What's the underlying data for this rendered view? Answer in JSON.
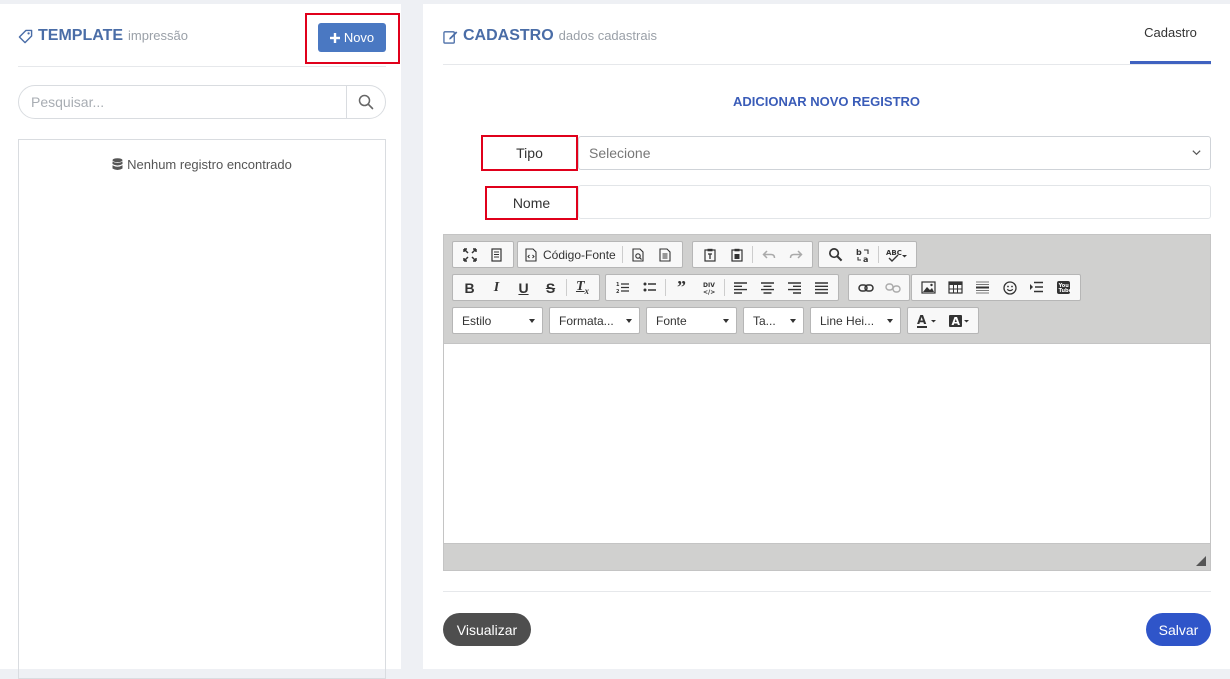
{
  "template_panel": {
    "title": "TEMPLATE",
    "subtitle": "impressão",
    "new_button": "Novo",
    "search_placeholder": "Pesquisar...",
    "empty_message": "Nenhum registro encontrado"
  },
  "cadastro_panel": {
    "title": "CADASTRO",
    "subtitle": "dados cadastrais",
    "tab": "Cadastro",
    "section_heading": "ADICIONAR NOVO REGISTRO",
    "tipo_label": "Tipo",
    "tipo_value": "Selecione",
    "nome_label": "Nome",
    "nome_value": "",
    "editor": {
      "source_button": "Código-Fonte",
      "style_combo": "Estilo",
      "format_combo": "Formata...",
      "font_combo": "Fonte",
      "size_combo": "Ta...",
      "lineheight_combo": "Line Hei..."
    },
    "visualizar_button": "Visualizar",
    "salvar_button": "Salvar"
  },
  "colors": {
    "accent": "#4a6da7",
    "primary_button": "#2f55c9",
    "highlight_box": "#e0001b"
  }
}
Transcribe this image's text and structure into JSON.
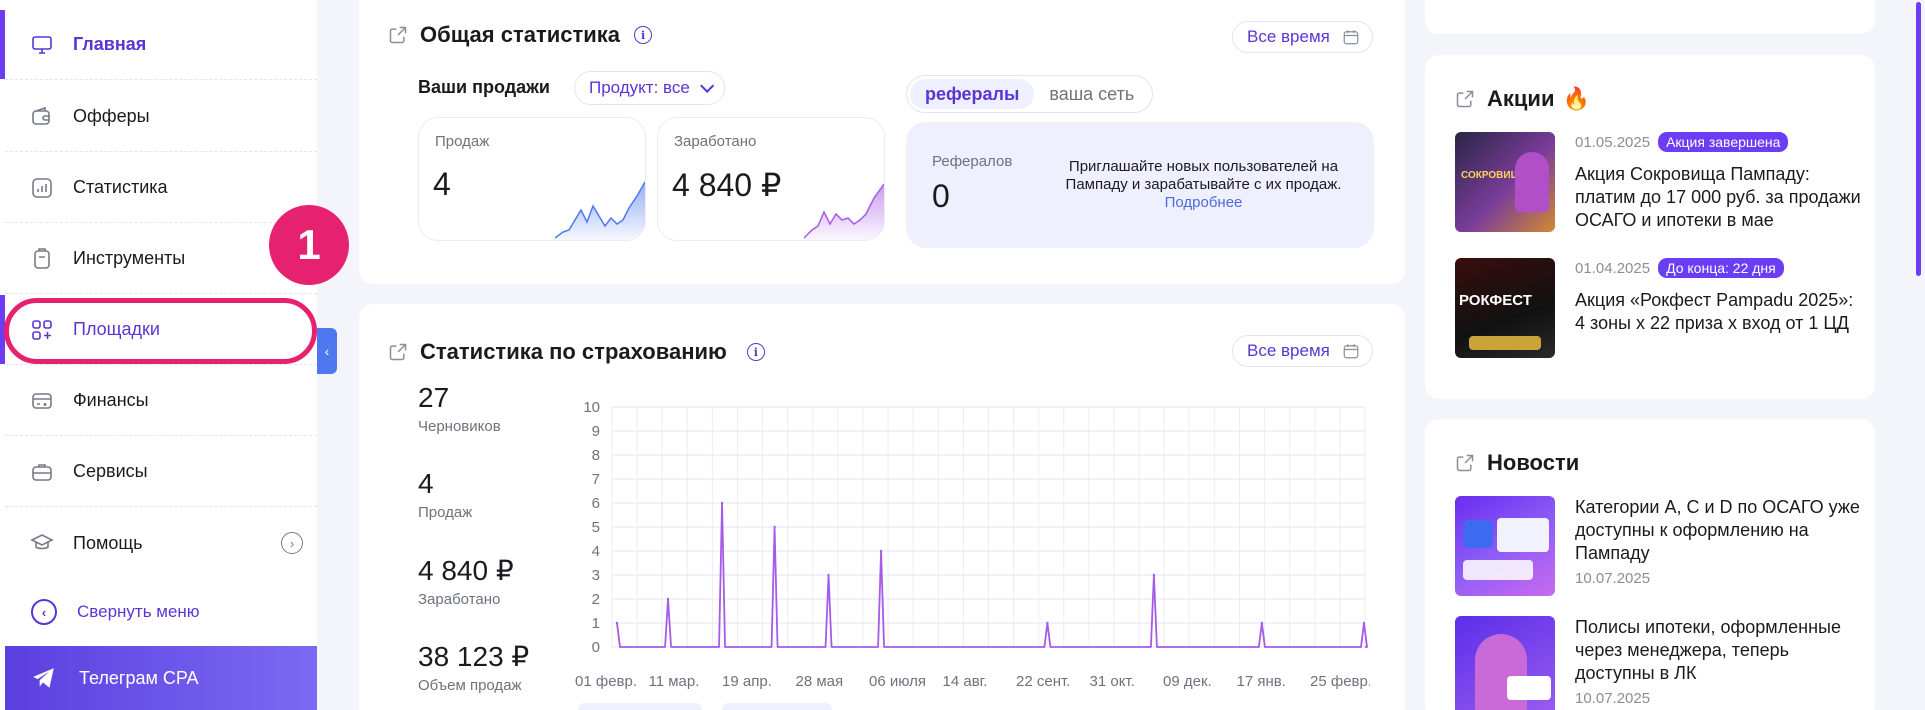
{
  "sidebar": {
    "items": [
      {
        "label": "Главная",
        "icon": "monitor-icon"
      },
      {
        "label": "Офферы",
        "icon": "wallet-icon"
      },
      {
        "label": "Статистика",
        "icon": "chart-icon"
      },
      {
        "label": "Инструменты",
        "icon": "tools-icon"
      },
      {
        "label": "Площадки",
        "icon": "grid-plus-icon"
      },
      {
        "label": "Финансы",
        "icon": "finance-icon"
      },
      {
        "label": "Сервисы",
        "icon": "briefcase-icon"
      },
      {
        "label": "Помощь",
        "icon": "graduation-cap-icon"
      }
    ],
    "collapse_label": "Свернуть меню",
    "telegram_label": "Телеграм CPA"
  },
  "annotation": {
    "number": "1",
    "color": "#e6216f"
  },
  "general_stats": {
    "title": "Общая статистика",
    "period": "Все время",
    "sales_label": "Ваши продажи",
    "product_filter": "Продукт: все",
    "sales_count_label": "Продаж",
    "sales_count_value": "4",
    "earned_label": "Заработано",
    "earned_value": "4 840 ₽",
    "tabs": [
      "рефералы",
      "ваша сеть"
    ],
    "referrals_label": "Рефералов",
    "referrals_value": "0",
    "invite_text": "Приглашайте новых пользователей на Пампаду и зарабатывайте с их продаж.",
    "invite_link": "Подробнее"
  },
  "insurance_stats": {
    "title": "Статистика по страхованию",
    "period": "Все время",
    "stats": [
      {
        "value": "27",
        "label": "Черновиков"
      },
      {
        "value": "4",
        "label": "Продаж"
      },
      {
        "value": "4 840 ₽",
        "label": "Заработано"
      },
      {
        "value": "38 123 ₽",
        "label": "Объем продаж"
      }
    ]
  },
  "chart_data": {
    "type": "line",
    "x_ticks": [
      "01 февр.",
      "11 мар.",
      "19 апр.",
      "28 мая",
      "06 июля",
      "14 авг.",
      "22 сент.",
      "31 окт.",
      "09 дек.",
      "17 янв.",
      "25 февр."
    ],
    "ylim": [
      0,
      10
    ],
    "y_ticks": [
      0,
      1,
      2,
      3,
      4,
      5,
      6,
      7,
      8,
      9,
      10
    ],
    "grid": true,
    "series_color": "#a45be8",
    "x_span_days": 420,
    "points": [
      {
        "day": 0,
        "y": 1
      },
      {
        "day": 35,
        "y": 2
      },
      {
        "day": 72,
        "y": 6
      },
      {
        "day": 108,
        "y": 5
      },
      {
        "day": 145,
        "y": 3
      },
      {
        "day": 181,
        "y": 4
      },
      {
        "day": 295,
        "y": 1
      },
      {
        "day": 368,
        "y": 3
      },
      {
        "day": 442,
        "y": 1
      },
      {
        "day": 512,
        "y": 1
      }
    ]
  },
  "promotions": {
    "title": "Акции",
    "items": [
      {
        "date": "01.05.2025",
        "tag": "Акция завершена",
        "title": "Акция Сокровища Пампаду: платим до 17 000 руб. за продажи ОСАГО и ипотеки в мае",
        "thumb_text": "СОКРОВИЩА"
      },
      {
        "date": "01.04.2025",
        "tag": "До конца: 22 дня",
        "title": "Акция «Рокфест Pampadu 2025»: 4 зоны х 22 приза х вход от 1 ЦД",
        "thumb_text": "РОКФЕСТ"
      }
    ]
  },
  "news": {
    "title": "Новости",
    "items": [
      {
        "title": "Категории A, C и D по ОСАГО уже доступны к оформлению на Пампаду",
        "date": "10.07.2025"
      },
      {
        "title": "Полисы ипотеки, оформленные через менеджера, теперь доступны в ЛК",
        "date": "10.07.2025"
      }
    ]
  }
}
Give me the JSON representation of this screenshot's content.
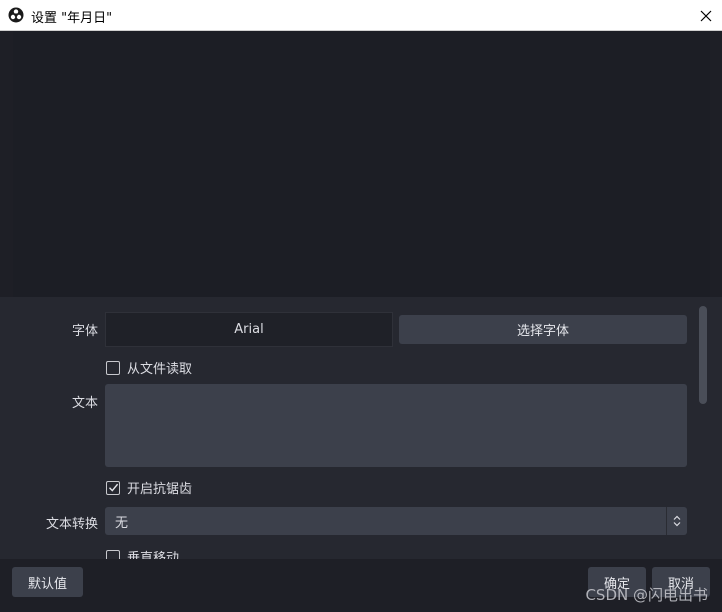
{
  "window": {
    "title": "设置 \"年月日\"",
    "close_icon": "close-icon",
    "app_icon": "obs-logo-icon"
  },
  "properties": {
    "font_label": "字体",
    "font_value": "Arial",
    "select_font_button": "选择字体",
    "read_from_file_label": "从文件读取",
    "read_from_file_checked": false,
    "text_label": "文本",
    "text_value": "",
    "antialias_label": "开启抗锯齿",
    "antialias_checked": true,
    "transform_label": "文本转换",
    "transform_value": "无",
    "vertical_label": "垂直移动",
    "vertical_checked": false
  },
  "footer": {
    "defaults_button": "默认值",
    "ok_button": "确定",
    "cancel_button": "取消"
  },
  "watermark": "CSDN @闪电出书",
  "colors": {
    "background": "#1e1f26",
    "panel": "#262830",
    "control": "#3c404b"
  }
}
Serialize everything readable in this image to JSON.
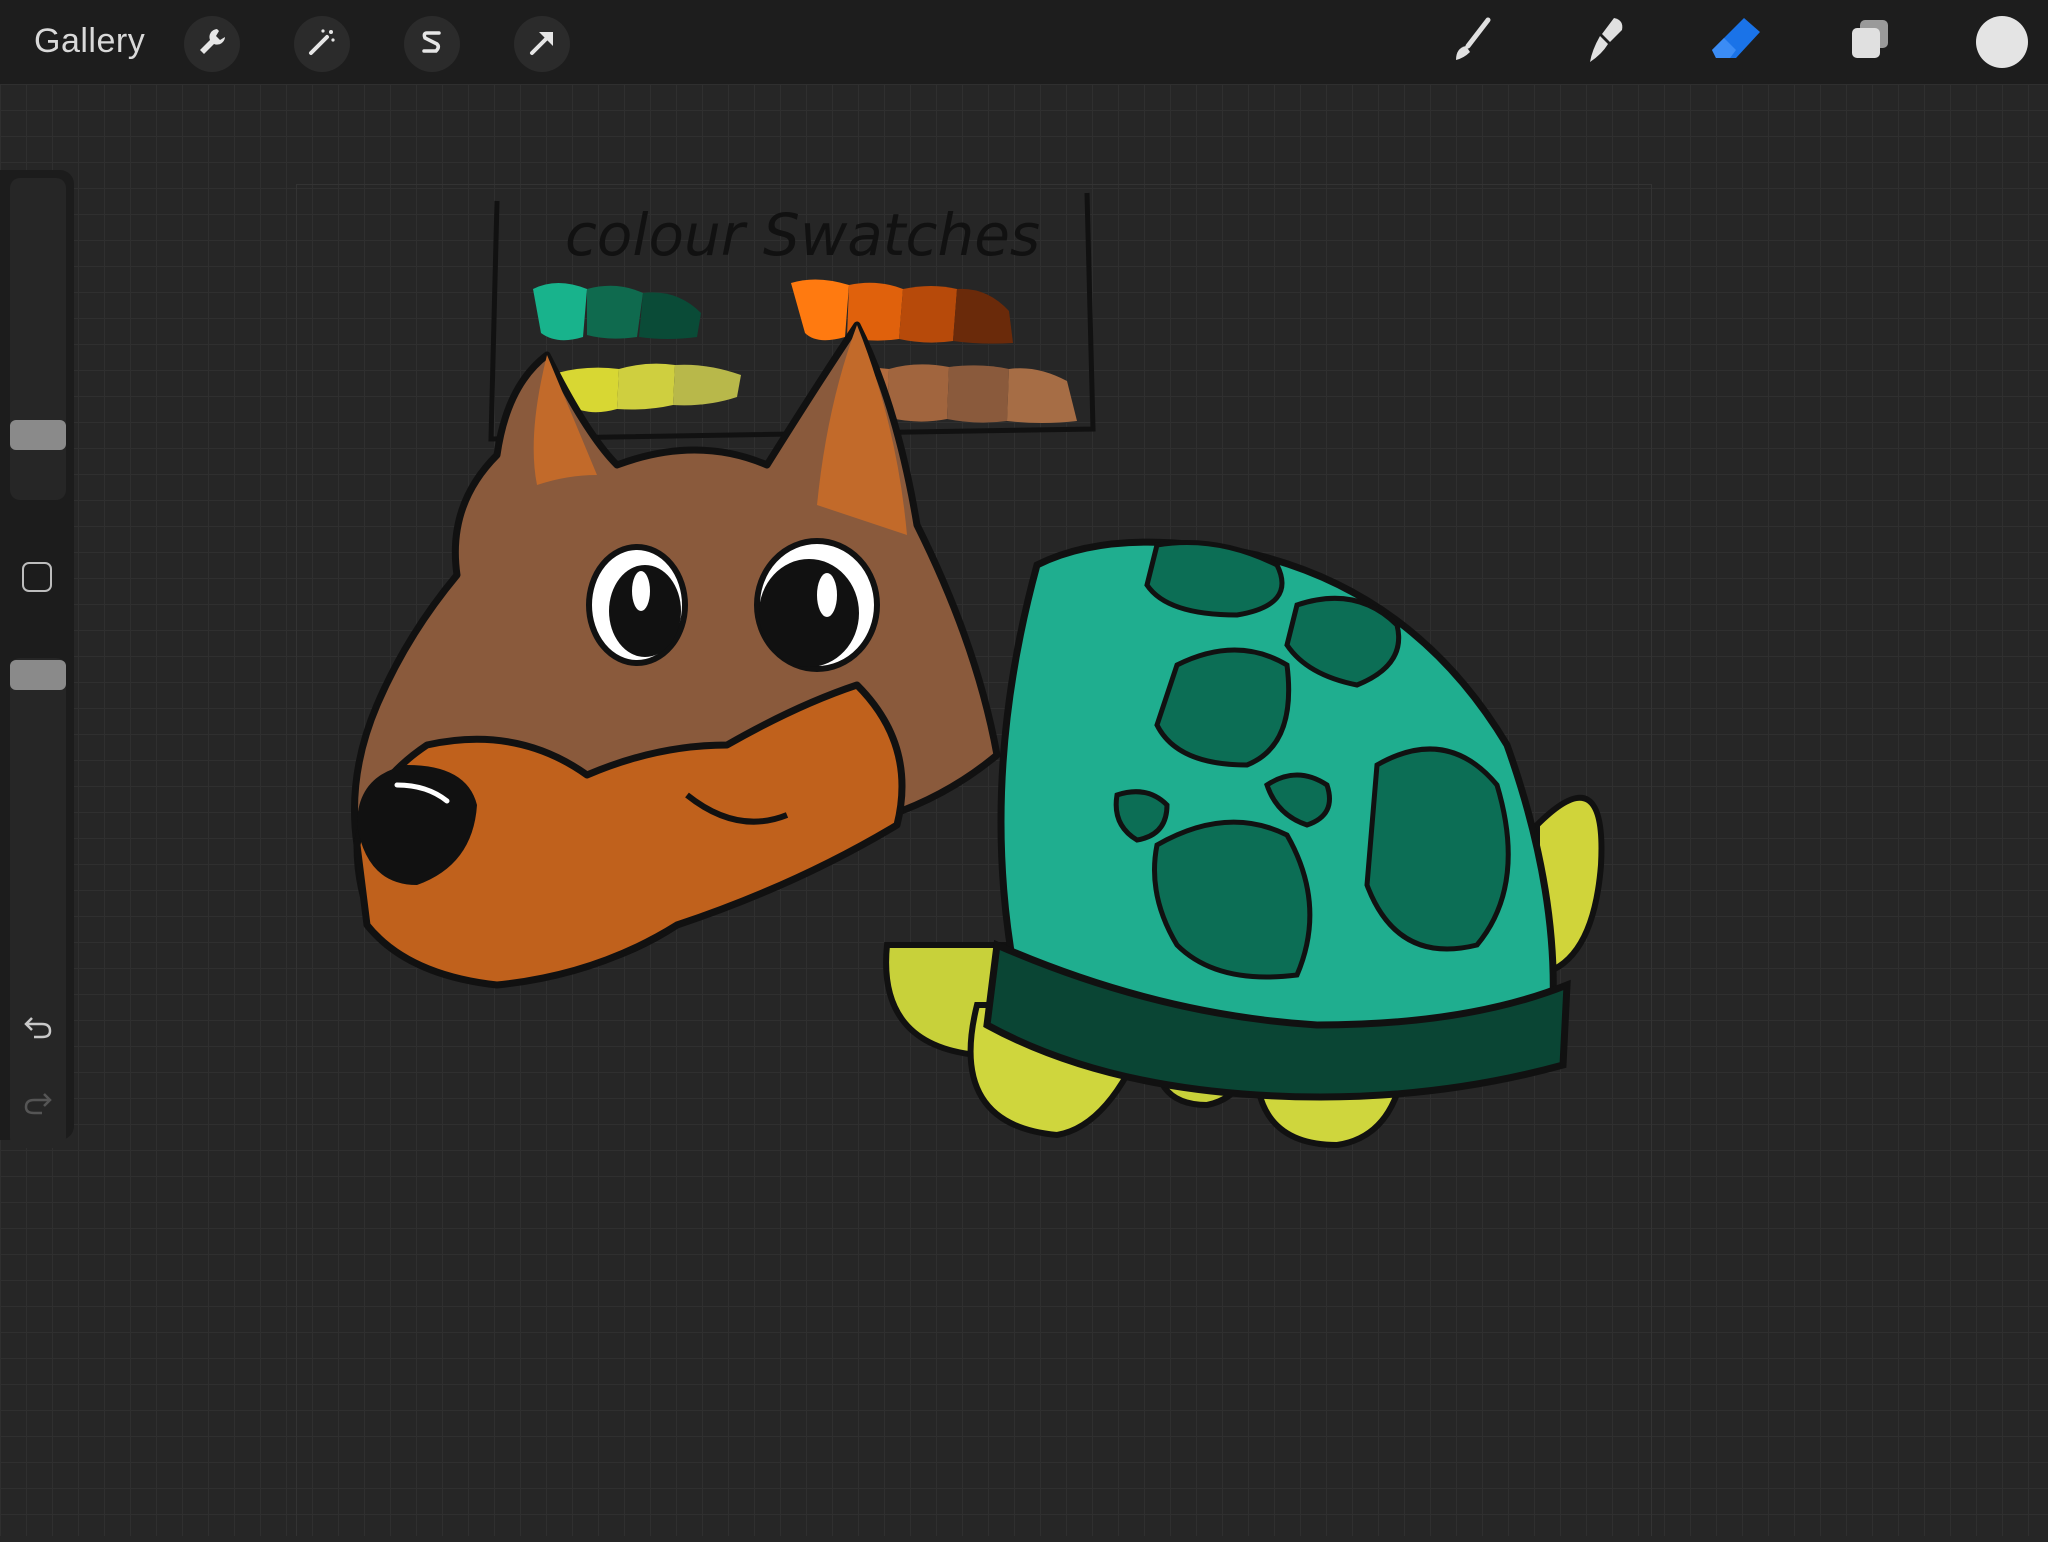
{
  "toolbar": {
    "gallery_label": "Gallery",
    "left_tools": [
      "wrench-icon",
      "magic-wand-icon",
      "selection-s-icon",
      "transform-arrow-icon"
    ],
    "right_tools": [
      "brush-icon",
      "smudge-icon",
      "eraser-icon",
      "layers-icon"
    ],
    "active_tool": "eraser",
    "accent_color": "#1a73e8",
    "current_color": "#e4e4e4"
  },
  "sidebar": {
    "brush_size_level": 0.19,
    "opacity_level": 0.97,
    "buttons": [
      "modify-square-icon",
      "undo-icon",
      "redo-icon"
    ]
  },
  "canvas": {
    "swatch_title": "colour Swatches",
    "swatch_colors": {
      "teal": [
        "#18b38c",
        "#0f6a4e",
        "#0a4b37"
      ],
      "orange": [
        "#ff7a10",
        "#e0610c",
        "#b74a0a",
        "#6a2a0a"
      ],
      "yellow": [
        "#d8d733",
        "#cfcf3f",
        "#b8b84a"
      ],
      "brown": [
        "#b26b3e",
        "#a1653e",
        "#8a5a3c",
        "#a66d45"
      ]
    }
  }
}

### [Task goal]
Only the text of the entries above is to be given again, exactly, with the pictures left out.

### [Answer for the task]
What's the underlying data for this rendered view? Answer in JSON.
{
  "template_panel": {
    "title": "TEMPLATE",
    "subtitle": "impressão",
    "new_button": "Novo",
    "search_placeholder": "Pesquisar...",
    "empty_message": "Nenhum registro encontrado"
  },
  "cadastro_panel": {
    "title": "CADASTRO",
    "subtitle": "dados cadastrais",
    "tab": "Cadastro",
    "section_heading": "ADICIONAR NOVO REGISTRO",
    "tipo_label": "Tipo",
    "tipo_value": "Selecione",
    "nome_label": "Nome",
    "nome_value": "",
    "editor": {
      "source_button": "Código-Fonte",
      "style_combo": "Estilo",
      "format_combo": "Formata...",
      "font_combo": "Fonte",
      "size_combo": "Ta...",
      "lineheight_combo": "Line Hei..."
    },
    "visualizar_button": "Visualizar",
    "salvar_button": "Salvar"
  },
  "colors": {
    "accent": "#4a6da7",
    "primary_button": "#2f55c9",
    "highlight_box": "#e0001b"
  }
}
Transcribe this image's text and structure into JSON.
{
  "sidebar": {
    "items": [
      {
        "label": "Главная",
        "icon": "monitor-icon"
      },
      {
        "label": "Офферы",
        "icon": "wallet-icon"
      },
      {
        "label": "Статистика",
        "icon": "chart-icon"
      },
      {
        "label": "Инструменты",
        "icon": "tools-icon"
      },
      {
        "label": "Площадки",
        "icon": "grid-plus-icon"
      },
      {
        "label": "Финансы",
        "icon": "finance-icon"
      },
      {
        "label": "Сервисы",
        "icon": "briefcase-icon"
      },
      {
        "label": "Помощь",
        "icon": "graduation-cap-icon"
      }
    ],
    "collapse_label": "Свернуть меню",
    "telegram_label": "Телеграм CPA"
  },
  "annotation": {
    "number": "1",
    "color": "#e6216f"
  },
  "general_stats": {
    "title": "Общая статистика",
    "period": "Все время",
    "sales_label": "Ваши продажи",
    "product_filter": "Продукт: все",
    "sales_count_label": "Продаж",
    "sales_count_value": "4",
    "earned_label": "Заработано",
    "earned_value": "4 840 ₽",
    "tabs": [
      "рефералы",
      "ваша сеть"
    ],
    "referrals_label": "Рефералов",
    "referrals_value": "0",
    "invite_text": "Приглашайте новых пользователей на Пампаду и зарабатывайте с их продаж.",
    "invite_link": "Подробнее"
  },
  "insurance_stats": {
    "title": "Статистика по страхованию",
    "period": "Все время",
    "stats": [
      {
        "value": "27",
        "label": "Черновиков"
      },
      {
        "value": "4",
        "label": "Продаж"
      },
      {
        "value": "4 840 ₽",
        "label": "Заработано"
      },
      {
        "value": "38 123 ₽",
        "label": "Объем продаж"
      }
    ]
  },
  "chart_data": {
    "type": "line",
    "x_ticks": [
      "01 февр.",
      "11 мар.",
      "19 апр.",
      "28 мая",
      "06 июля",
      "14 авг.",
      "22 сент.",
      "31 окт.",
      "09 дек.",
      "17 янв.",
      "25 февр."
    ],
    "ylim": [
      0,
      10
    ],
    "y_ticks": [
      0,
      1,
      2,
      3,
      4,
      5,
      6,
      7,
      8,
      9,
      10
    ],
    "grid": true,
    "series_color": "#a45be8",
    "x_span_days": 420,
    "points": [
      {
        "day": 0,
        "y": 1
      },
      {
        "day": 35,
        "y": 2
      },
      {
        "day": 72,
        "y": 6
      },
      {
        "day": 108,
        "y": 5
      },
      {
        "day": 145,
        "y": 3
      },
      {
        "day": 181,
        "y": 4
      },
      {
        "day": 295,
        "y": 1
      },
      {
        "day": 368,
        "y": 3
      },
      {
        "day": 442,
        "y": 1
      },
      {
        "day": 512,
        "y": 1
      }
    ]
  },
  "promotions": {
    "title": "Акции",
    "items": [
      {
        "date": "01.05.2025",
        "tag": "Акция завершена",
        "title": "Акция Сокровища Пампаду: платим до 17 000 руб. за продажи ОСАГО и ипотеки в мае",
        "thumb_text": "СОКРОВИЩА"
      },
      {
        "date": "01.04.2025",
        "tag": "До конца: 22 дня",
        "title": "Акция «Рокфест Pampadu 2025»: 4 зоны х 22 приза х вход от 1 ЦД",
        "thumb_text": "РОКФЕСТ"
      }
    ]
  },
  "news": {
    "title": "Новости",
    "items": [
      {
        "title": "Категории A, C и D по ОСАГО уже доступны к оформлению на Пампаду",
        "date": "10.07.2025"
      },
      {
        "title": "Полисы ипотеки, оформленные через менеджера, теперь доступны в ЛК",
        "date": "10.07.2025"
      }
    ]
  }
}
Give me the JSON representation of this screenshot's content.
{
  "window": {
    "title": "设置 \"年月日\"",
    "close_icon": "close-icon",
    "app_icon": "obs-logo-icon"
  },
  "properties": {
    "font_label": "字体",
    "font_value": "Arial",
    "select_font_button": "选择字体",
    "read_from_file_label": "从文件读取",
    "read_from_file_checked": false,
    "text_label": "文本",
    "text_value": "",
    "antialias_label": "开启抗锯齿",
    "antialias_checked": true,
    "transform_label": "文本转换",
    "transform_value": "无",
    "vertical_label": "垂直移动",
    "vertical_checked": false
  },
  "footer": {
    "defaults_button": "默认值",
    "ok_button": "确定",
    "cancel_button": "取消"
  },
  "watermark": "CSDN @闪电出书",
  "colors": {
    "background": "#1e1f26",
    "panel": "#262830",
    "control": "#3c404b"
  }
}
Serialize everything readable in this image to JSON.
{
  "toolbar": {
    "gallery_label": "Gallery",
    "left_tools": [
      "wrench-icon",
      "magic-wand-icon",
      "selection-s-icon",
      "transform-arrow-icon"
    ],
    "right_tools": [
      "brush-icon",
      "smudge-icon",
      "eraser-icon",
      "layers-icon"
    ],
    "active_tool": "eraser",
    "accent_color": "#1a73e8",
    "current_color": "#e4e4e4"
  },
  "sidebar": {
    "brush_size_level": 0.19,
    "opacity_level": 0.97,
    "buttons": [
      "modify-square-icon",
      "undo-icon",
      "redo-icon"
    ]
  },
  "canvas": {
    "swatch_title": "colour Swatches",
    "swatch_colors": {
      "teal": [
        "#18b38c",
        "#0f6a4e",
        "#0a4b37"
      ],
      "orange": [
        "#ff7a10",
        "#e0610c",
        "#b74a0a",
        "#6a2a0a"
      ],
      "yellow": [
        "#d8d733",
        "#cfcf3f",
        "#b8b84a"
      ],
      "brown": [
        "#b26b3e",
        "#a1653e",
        "#8a5a3c",
        "#a66d45"
      ]
    }
  }
}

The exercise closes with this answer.